Your task. Type out each entry exactly as it appears, but keep every image out.

Record excerpts.
○ ○ ○ ○ ○
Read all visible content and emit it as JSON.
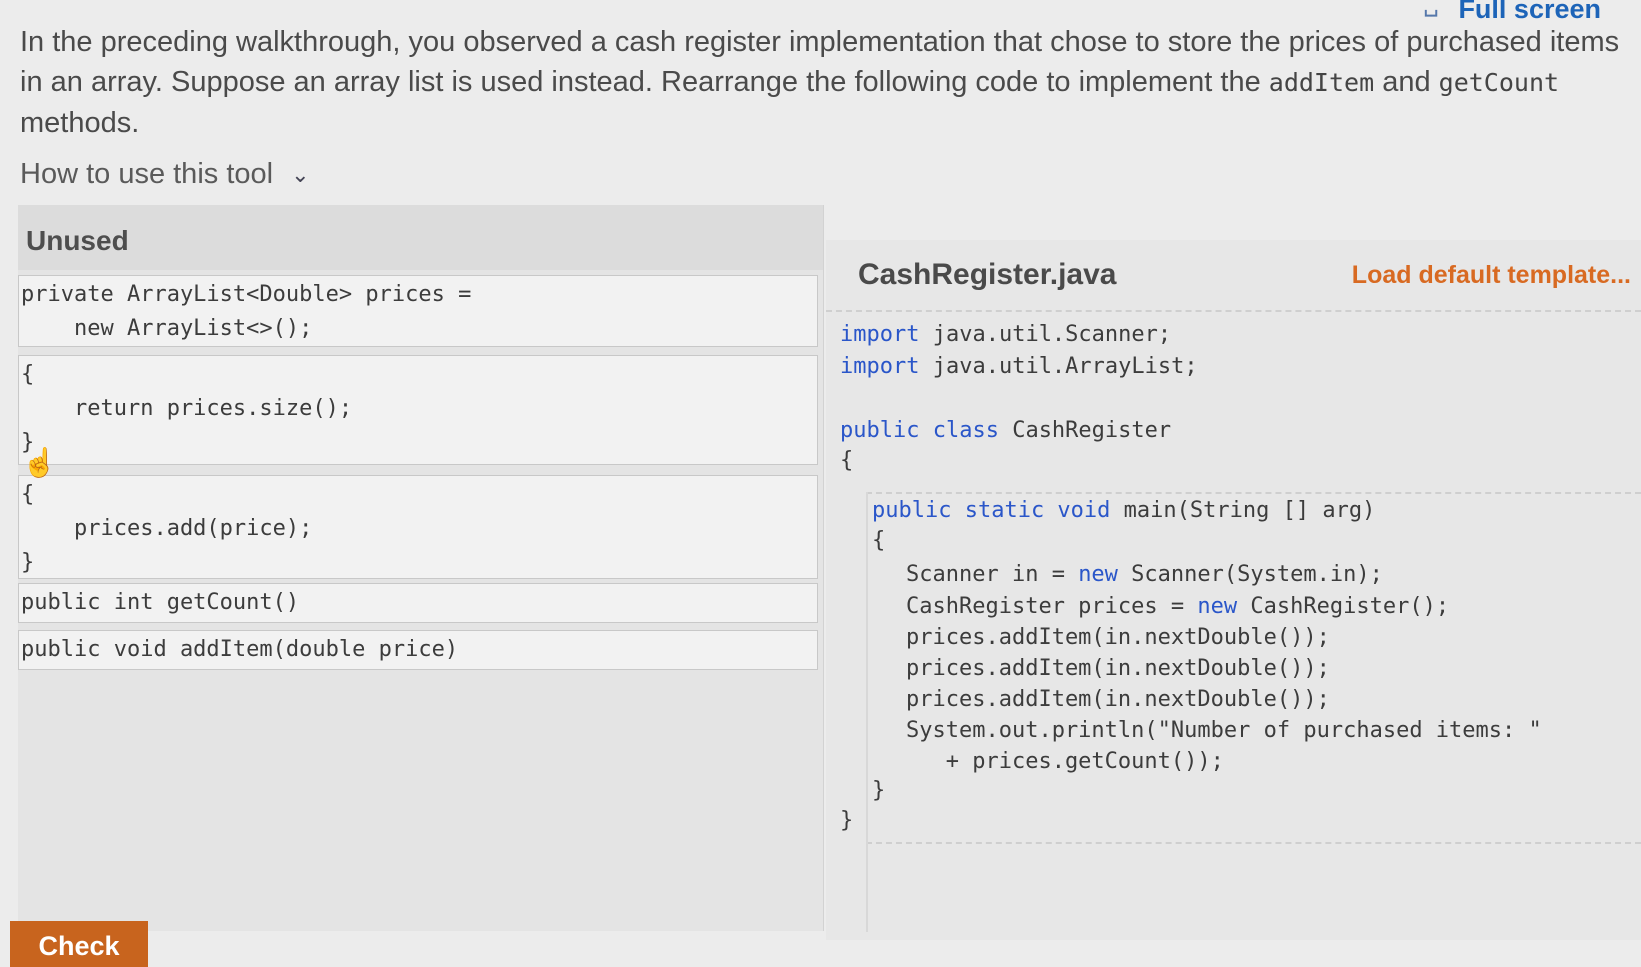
{
  "header": {
    "fullscreen_label": "Full screen",
    "fullscreen_icon": "expand-icon"
  },
  "instructions": {
    "part1": "In the preceding walkthrough, you observed a cash register implementation that chose to store the prices of purchased items in an array. Suppose an array list is used instead. Rearrange the following code to implement the ",
    "code1": "addItem",
    "part2": " and ",
    "code2": "getCount",
    "part3": " methods."
  },
  "howto": {
    "label": "How to use this tool",
    "icon": "chevron-down-icon"
  },
  "unused": {
    "title": "Unused",
    "tiles": [
      "private ArrayList<Double> prices =\n    new ArrayList<>();",
      "{\n    return prices.size();\n}",
      "{\n    prices.add(price);\n}",
      "public int getCount()",
      "public void addItem(double price)"
    ]
  },
  "editor": {
    "filename": "CashRegister.java",
    "load_template": "Load default template...",
    "lines": {
      "import1_kw": "import",
      "import1_rest": " java.util.Scanner;",
      "import2_kw": "import",
      "import2_rest": " java.util.ArrayList;",
      "class_kw": "public class",
      "class_rest": " CashRegister",
      "open_brace": "{",
      "main_kw": "public static void",
      "main_rest": " main(String [] arg)",
      "main_open": "{",
      "l1a": "Scanner in = ",
      "l1kw": "new",
      "l1b": " Scanner(System.in);",
      "l2a": "CashRegister prices = ",
      "l2kw": "new",
      "l2b": " CashRegister();",
      "l3": "prices.addItem(in.nextDouble());",
      "l4": "prices.addItem(in.nextDouble());",
      "l5": "prices.addItem(in.nextDouble());",
      "l6": "System.out.println(\"Number of purchased items: \"",
      "l7": "   + prices.getCount());",
      "main_close": "}",
      "class_close": "}"
    }
  },
  "check_label": "Check"
}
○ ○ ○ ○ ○
Exercise solution.
Read all visible content and emit it as JSON.
{
  "header": {
    "fullscreen_label": "Full screen",
    "fullscreen_icon": "expand-icon"
  },
  "instructions": {
    "part1": "In the preceding walkthrough, you observed a cash register implementation that chose to store the prices of purchased items in an array. Suppose an array list is used instead. Rearrange the following code to implement the ",
    "code1": "addItem",
    "part2": " and ",
    "code2": "getCount",
    "part3": " methods."
  },
  "howto": {
    "label": "How to use this tool",
    "icon": "chevron-down-icon"
  },
  "unused": {
    "title": "Unused",
    "tiles": [
      "private ArrayList<Double> prices =\n    new ArrayList<>();",
      "{\n    return prices.size();\n}",
      "{\n    prices.add(price);\n}",
      "public int getCount()",
      "public void addItem(double price)"
    ]
  },
  "editor": {
    "filename": "CashRegister.java",
    "load_template": "Load default template...",
    "lines": {
      "import1_kw": "import",
      "import1_rest": " java.util.Scanner;",
      "import2_kw": "import",
      "import2_rest": " java.util.ArrayList;",
      "class_kw": "public class",
      "class_rest": " CashRegister",
      "open_brace": "{",
      "main_kw": "public static void",
      "main_rest": " main(String [] arg)",
      "main_open": "{",
      "l1a": "Scanner in = ",
      "l1kw": "new",
      "l1b": " Scanner(System.in);",
      "l2a": "CashRegister prices = ",
      "l2kw": "new",
      "l2b": " CashRegister();",
      "l3": "prices.addItem(in.nextDouble());",
      "l4": "prices.addItem(in.nextDouble());",
      "l5": "prices.addItem(in.nextDouble());",
      "l6": "System.out.println(\"Number of purchased items: \"",
      "l7": "   + prices.getCount());",
      "main_close": "}",
      "class_close": "}"
    }
  },
  "check_label": "Check"
}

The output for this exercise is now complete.